"Corporate real estate is an industry that makes a lot of claims for itself, and sometimes a lot of bold claims," Varcoe began. "But when you look for the evidence to back up those claims, you don't find very much. Does corporate real estate really make a difference to the enterprise? Can we show linkages between what we do and better corporate performance, especially from a financial point of view?"
Varcoe, along with Dr. Martha O'Mara, Corporate Portfolio Analytics, undertook a research study in an attempt to answer this question.

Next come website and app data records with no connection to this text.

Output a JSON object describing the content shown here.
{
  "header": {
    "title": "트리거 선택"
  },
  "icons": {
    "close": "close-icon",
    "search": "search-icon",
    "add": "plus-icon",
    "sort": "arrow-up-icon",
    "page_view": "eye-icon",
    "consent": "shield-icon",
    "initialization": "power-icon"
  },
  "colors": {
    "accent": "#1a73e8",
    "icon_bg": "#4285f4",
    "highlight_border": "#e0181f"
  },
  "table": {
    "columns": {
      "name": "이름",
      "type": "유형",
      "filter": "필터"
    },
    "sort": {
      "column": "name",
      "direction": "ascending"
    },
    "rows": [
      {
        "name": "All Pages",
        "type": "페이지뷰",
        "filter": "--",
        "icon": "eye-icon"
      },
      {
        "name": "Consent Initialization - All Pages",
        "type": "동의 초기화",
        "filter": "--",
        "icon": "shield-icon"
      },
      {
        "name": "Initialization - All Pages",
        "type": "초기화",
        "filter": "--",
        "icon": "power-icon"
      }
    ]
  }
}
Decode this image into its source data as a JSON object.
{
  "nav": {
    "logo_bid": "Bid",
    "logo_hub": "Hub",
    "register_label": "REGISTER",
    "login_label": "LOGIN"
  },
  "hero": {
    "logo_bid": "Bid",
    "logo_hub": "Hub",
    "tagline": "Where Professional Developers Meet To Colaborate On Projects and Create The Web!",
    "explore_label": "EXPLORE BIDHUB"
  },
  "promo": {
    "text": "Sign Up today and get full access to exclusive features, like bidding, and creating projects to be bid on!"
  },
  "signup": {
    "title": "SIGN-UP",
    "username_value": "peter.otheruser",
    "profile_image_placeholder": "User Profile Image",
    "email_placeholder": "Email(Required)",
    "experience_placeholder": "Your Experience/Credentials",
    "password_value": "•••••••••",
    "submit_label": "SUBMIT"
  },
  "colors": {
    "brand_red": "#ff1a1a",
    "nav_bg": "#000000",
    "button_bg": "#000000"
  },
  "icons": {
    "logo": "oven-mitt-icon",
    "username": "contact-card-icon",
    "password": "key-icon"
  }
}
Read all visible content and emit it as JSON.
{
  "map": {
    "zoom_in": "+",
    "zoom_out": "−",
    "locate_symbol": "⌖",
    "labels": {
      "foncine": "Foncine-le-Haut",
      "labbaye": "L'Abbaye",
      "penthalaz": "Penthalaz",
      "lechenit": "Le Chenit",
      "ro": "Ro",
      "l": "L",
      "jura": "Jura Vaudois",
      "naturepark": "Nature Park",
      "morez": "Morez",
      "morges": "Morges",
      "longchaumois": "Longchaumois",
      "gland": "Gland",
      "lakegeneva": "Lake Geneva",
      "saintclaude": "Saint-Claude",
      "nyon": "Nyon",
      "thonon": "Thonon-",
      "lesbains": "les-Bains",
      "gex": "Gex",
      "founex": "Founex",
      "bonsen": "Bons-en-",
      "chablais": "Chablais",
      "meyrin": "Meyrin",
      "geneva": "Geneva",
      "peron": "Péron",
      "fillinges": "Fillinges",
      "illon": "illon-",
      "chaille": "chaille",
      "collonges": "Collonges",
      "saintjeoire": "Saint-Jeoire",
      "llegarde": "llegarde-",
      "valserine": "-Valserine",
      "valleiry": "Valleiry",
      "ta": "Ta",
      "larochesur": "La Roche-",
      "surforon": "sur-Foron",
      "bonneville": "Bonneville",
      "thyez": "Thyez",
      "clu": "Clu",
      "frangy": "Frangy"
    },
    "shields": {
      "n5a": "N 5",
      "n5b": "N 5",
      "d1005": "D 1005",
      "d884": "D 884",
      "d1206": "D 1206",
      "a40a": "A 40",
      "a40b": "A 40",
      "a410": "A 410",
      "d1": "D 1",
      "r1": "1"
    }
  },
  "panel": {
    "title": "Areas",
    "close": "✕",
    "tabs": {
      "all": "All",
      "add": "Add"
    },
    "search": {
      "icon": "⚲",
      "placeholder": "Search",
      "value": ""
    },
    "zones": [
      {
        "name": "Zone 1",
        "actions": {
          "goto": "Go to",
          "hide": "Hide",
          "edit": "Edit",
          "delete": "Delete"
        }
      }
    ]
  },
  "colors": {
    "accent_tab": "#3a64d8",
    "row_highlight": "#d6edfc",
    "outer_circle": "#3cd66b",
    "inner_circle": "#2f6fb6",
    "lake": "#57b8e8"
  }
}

Joining them for the breakout session were Michael Leone, V.P. Global Corporate Sales, Regus (which sponsored the research) and Tanya Penny, Vice President Real Estate, Verizon.
The study deployed an online survey of Fortune 500 companies, gathering some 40 responses from firms based mostly in the US and UK. Six CRE practices were correlated to enterprise success measures. "We measured the correlation, but that's different than causality," Varcoe cautioned. "If you see an improvement in CRE practice, and it correlates to an improvement in enterprise performance, it doesn't necessarily mean that the improvement in CRE practice is driving the enterprise performance."
Five CRE practices (supplier management; operational and management information; a close CRE/HR/IT relationship; use of serviced offices; and continuous improvement and innovation) had a positive correlation to enterprise success. One practice – use of capital release strategies – actually had a negative correlation to enterprise success. "Perhaps the companies that deployed sale-leaseback and similar monetization strategies were already in trouble," someone ventured.
Summing up the results of the survey, Varcoe again posed the key questions and provided the answers:
– Tim Venable
2:30 – 4:00 p.m.
Breakout Session 14
Young Leaders: The Future of Workplace and How We See It
Erica Chapman, Former Director of Corporate Real Estate, adidas Group
Samantha Martz, Real Estate Strategist, Consulting Practice Area, Gensler
Michael Griffiths, MCR, Director, Corporate Real Estate Strategy, Visa Inc.
Michael Pereira, Principal Business Analyst, Corporate Real Estate, Symantec
Anthony Ravitz, Sustainability Team Lead, Real Estate and Workplace Services, Google
So what does the workplace of the future look like in the eyes of today's young leaders and what role will technology, sustainability and social interaction play? Those were just a few of the topics that were discussed in Monday's session, as it was standing room only for the "small army" of CoreNet Global Summit attendees that came together to hear what the panel had to say.
Erica Chapman moderated a panel of young CoreNet Global leaders that included Samantha Martz of Gensler, Anthony Ravitz of Google, Michael Pereira with Symantec, and Michael Griffiths with Visa. All panelists shared their opinions and experiences on where they believe the workplace of the future will take us in specific areas.
As it relates to the workplace, Samantha Martz shared that today's young leaders tend to be:
Michael Pereira talked about the future of technology in the workplace and what is it exactly that young leaders believe the workplace should offer. "Those coming out of college expect 'instant gratification' as it relates to technology. For example, they expect the workplace to provide hi-speed wi-fi and a virtual desktop interface so they can work anyplace at anytime on any machine," he said.
Michael Griffith spoke of how all these topics relate to corporate real estate (CRE). "We, as CRE leaders, have a unique opportunity to step up to the plate and raise awareness and develop strategies so we can have these types of conversations in our organization."
He also discussed how CRE can stay "relevant" by making sure CRE defines the new paradigm, so it's not the other way around; experience and explore the new world in order to build credibility, and not just "live in the now," but embrace the what-ifs and actually plan for it.
Key take-a-ways from the four presenters include:
– David Heaton